[Task details]
When you spot the word "your" in a line of the data below, copy that line.

[Given records]
--------

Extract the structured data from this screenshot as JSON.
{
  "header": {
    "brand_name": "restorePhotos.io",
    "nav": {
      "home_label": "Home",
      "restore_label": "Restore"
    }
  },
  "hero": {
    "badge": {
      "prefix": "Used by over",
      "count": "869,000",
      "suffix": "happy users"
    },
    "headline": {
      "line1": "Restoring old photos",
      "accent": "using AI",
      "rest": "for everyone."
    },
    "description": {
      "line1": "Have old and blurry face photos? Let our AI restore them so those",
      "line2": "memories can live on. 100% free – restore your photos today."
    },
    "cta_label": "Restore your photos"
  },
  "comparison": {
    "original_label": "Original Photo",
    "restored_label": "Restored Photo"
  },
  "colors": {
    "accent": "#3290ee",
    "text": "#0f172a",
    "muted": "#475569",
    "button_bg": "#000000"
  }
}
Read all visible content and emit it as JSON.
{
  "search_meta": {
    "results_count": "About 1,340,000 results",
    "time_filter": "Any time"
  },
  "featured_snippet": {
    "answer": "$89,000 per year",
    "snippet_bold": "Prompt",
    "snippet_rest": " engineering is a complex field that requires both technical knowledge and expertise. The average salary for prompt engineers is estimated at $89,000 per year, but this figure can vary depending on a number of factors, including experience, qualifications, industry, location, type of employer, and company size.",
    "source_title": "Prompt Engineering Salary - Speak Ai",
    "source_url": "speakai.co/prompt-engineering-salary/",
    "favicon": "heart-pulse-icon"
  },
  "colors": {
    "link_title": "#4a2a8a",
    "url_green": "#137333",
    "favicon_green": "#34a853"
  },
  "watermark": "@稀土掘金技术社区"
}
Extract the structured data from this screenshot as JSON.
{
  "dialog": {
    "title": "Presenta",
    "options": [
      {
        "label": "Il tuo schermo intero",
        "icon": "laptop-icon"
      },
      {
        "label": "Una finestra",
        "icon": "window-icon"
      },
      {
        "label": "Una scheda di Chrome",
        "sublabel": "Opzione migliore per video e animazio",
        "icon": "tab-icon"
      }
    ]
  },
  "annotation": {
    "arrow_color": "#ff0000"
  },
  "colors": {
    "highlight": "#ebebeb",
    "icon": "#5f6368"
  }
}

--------

[Solved problem]
      "line2": "memories can live on. 100% free – restore your photos today."
    "cta_label": "Restore your photos"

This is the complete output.